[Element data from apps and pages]
-- -- --
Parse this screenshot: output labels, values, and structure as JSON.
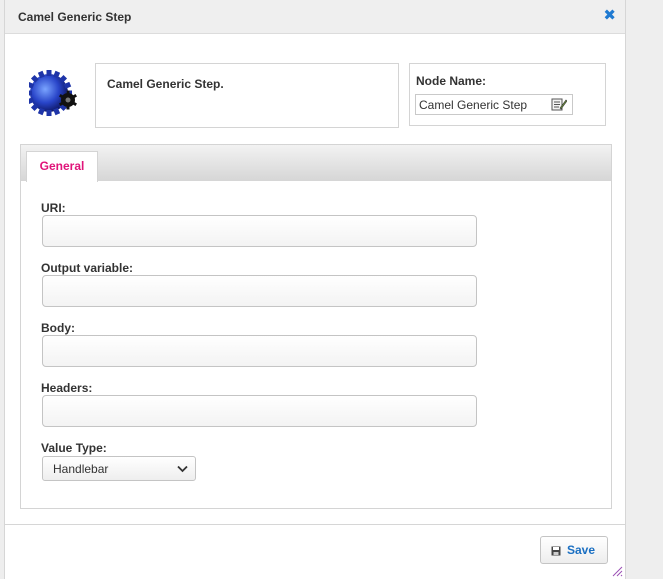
{
  "dialog": {
    "title": "Camel Generic Step",
    "close_icon": "close-icon",
    "description": "Camel Generic Step.",
    "node_name_label": "Node Name:",
    "node_name_value": "Camel Generic Step"
  },
  "tabs": [
    {
      "label": "General",
      "active": true
    }
  ],
  "form": {
    "uri_label": "URI:",
    "uri_value": "",
    "output_label": "Output variable:",
    "output_value": "",
    "body_label": "Body:",
    "body_value": "",
    "headers_label": "Headers:",
    "headers_value": "",
    "value_type_label": "Value Type:",
    "value_type_selected": "Handlebar"
  },
  "footer": {
    "save_label": "Save",
    "save_icon": "save-icon"
  },
  "colors": {
    "accent_blue": "#1a6fc2",
    "tab_active": "#e0157a"
  }
}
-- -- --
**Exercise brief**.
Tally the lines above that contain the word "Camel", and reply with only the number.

**Exercise result**.
3